Confederate in North Dakota
North Dakota was not a state when the North and the South fought the Civil War from 1861 to 1865. However, a multitude of Union veterans moved into Dakota Territory in the years after the war had ended.
Many of these war veterans became the leaders and first families of towns across the span of what became North Dakota. For instance, William Henry Brown, who had served in the Union Army with the Sixty-first Massachusetts Volunteer Infantry regiment, came to Grand Forks in 1887 and became the first mayor of the city shortly after his arrival.
North Dakota, being in the northern tier of the U.S., would always be linked with the North, the Union, and the blue cloth of the Yankee uniforms. However, as life brings many surprises and odd bends in the road, a former Confederate soldier named John Randolph Parsons moved to Grand Forks and made his home there for many years.

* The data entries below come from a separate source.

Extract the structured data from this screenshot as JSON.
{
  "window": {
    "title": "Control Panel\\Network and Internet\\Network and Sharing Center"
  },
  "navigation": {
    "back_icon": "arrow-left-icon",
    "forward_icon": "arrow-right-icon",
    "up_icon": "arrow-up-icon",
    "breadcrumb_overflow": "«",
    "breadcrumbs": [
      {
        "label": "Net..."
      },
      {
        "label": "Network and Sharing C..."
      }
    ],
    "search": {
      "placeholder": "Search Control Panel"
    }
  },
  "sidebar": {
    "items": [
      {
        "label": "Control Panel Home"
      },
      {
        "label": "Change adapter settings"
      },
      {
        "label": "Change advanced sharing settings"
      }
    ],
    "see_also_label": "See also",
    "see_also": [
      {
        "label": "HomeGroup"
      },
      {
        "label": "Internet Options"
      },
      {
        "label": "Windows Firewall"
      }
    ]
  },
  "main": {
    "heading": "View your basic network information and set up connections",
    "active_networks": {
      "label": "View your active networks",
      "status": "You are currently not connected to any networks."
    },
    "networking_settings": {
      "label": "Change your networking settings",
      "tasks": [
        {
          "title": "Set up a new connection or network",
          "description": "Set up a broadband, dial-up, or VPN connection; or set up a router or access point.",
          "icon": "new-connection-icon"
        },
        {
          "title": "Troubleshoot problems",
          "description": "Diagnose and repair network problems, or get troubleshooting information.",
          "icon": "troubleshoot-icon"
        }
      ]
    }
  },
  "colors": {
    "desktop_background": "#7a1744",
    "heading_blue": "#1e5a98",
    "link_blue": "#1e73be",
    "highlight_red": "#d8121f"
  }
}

When asked by a newspaper reporter about his life, Parson said he was born in 1836 in Missouri. Parsons also said; "I enlisted in the Confederate Army in the spring of 1861, under the command of Colonel Martin E. Green."
He was twenty-five years old when he enlisted. Parsons related that "Mark Twain, or Samuel E. Clemens, as we knew him, was in the same company."
"We first went to Monroe City, Missouri," remembered Mr. Parsons, "next to Shelbina, Missouri, and from there to [the Battle of] Pea Ridge." Parson later served at the Battle of Vicksburg.
By 1910, Parsons had lived in Grand Forks for decades and the old animosities from the war had faded. The previous winter, Parsons had visited in the South and was asked if he had a gray uniform. Parson replied that he didn't, saying that living in the North as he did, he had not given serious thought to the idea. His friends asked if he would wear a gray uniform if they sent him one, and Parsons replied that he would.
In May of 1910, "a splendid gray uniform" arrived at Parsons' address. Old Union veterans reported the arrival of the uniform to the local Grand Army of the Republic members and, on this date in 1910, the Union veterans made a friendly "raid" at his home. The raiders requested that Captain Parsons don his gray uniform. The Yankees said the white-whiskered Parsons had a distinct resemblance to the great general, Robert E. Lee. The night ended with refreshments served by Mrs. Parsons, who had been warned about the coming raid.
The Blue and the Gray were united on Memorial Day two days later, when Captain Parsons wore his Rebel uniform and Adjutant A.J. Pierce wore his Union uniform. The two former enemies "stood with clasped hands" on the platform—a symbol of the reuniting of the nation after the trauma of the Civil War.
Some years after this, Parsons' Confederate uniform was accidentally burned up in a fire, and the G.A.R. members "chipped in and bought him another."
Parsons later moved to California where he died at the age of 82.
Dakota Datebook written by Professor Steve Hoffbeck, MSU Moorhead History Department.
Sources: "Blue And Gray Are United Again," Grand Forks Herald, May 29, 1910, p. 16.
"Blue And Gray Stood Together," Grand Forks Herald, May 31, 1910, p. 1.
"Pioneer Days Are Recalled: Capt. J.R. Parsons, 75 Years Old Today, Tells of Early History," Grand Forks Herald, August 3, 1911, p. 8.
Scrapbook, Willis A. Gorman, G.A.R., no. 2, 1886-1936, B-76-MMB, Myra Museum, Grand Forks, ND, article by W.P. Davies on Parsons.
Scrapbook (Wallpaper Book), Myra Museum, Grand Forks, ND, news photo of Captain John Parsons with captions.
"Many Attend Last Rites [W.H. Brown]," Grand Forks Herald, October 27, 1910, p. 6.
"Biographical Sketches of the Members of the Legislature, 1891, [W.H. Brown]" Bismarck Daily Tribune, January 8, 1891, p. 4.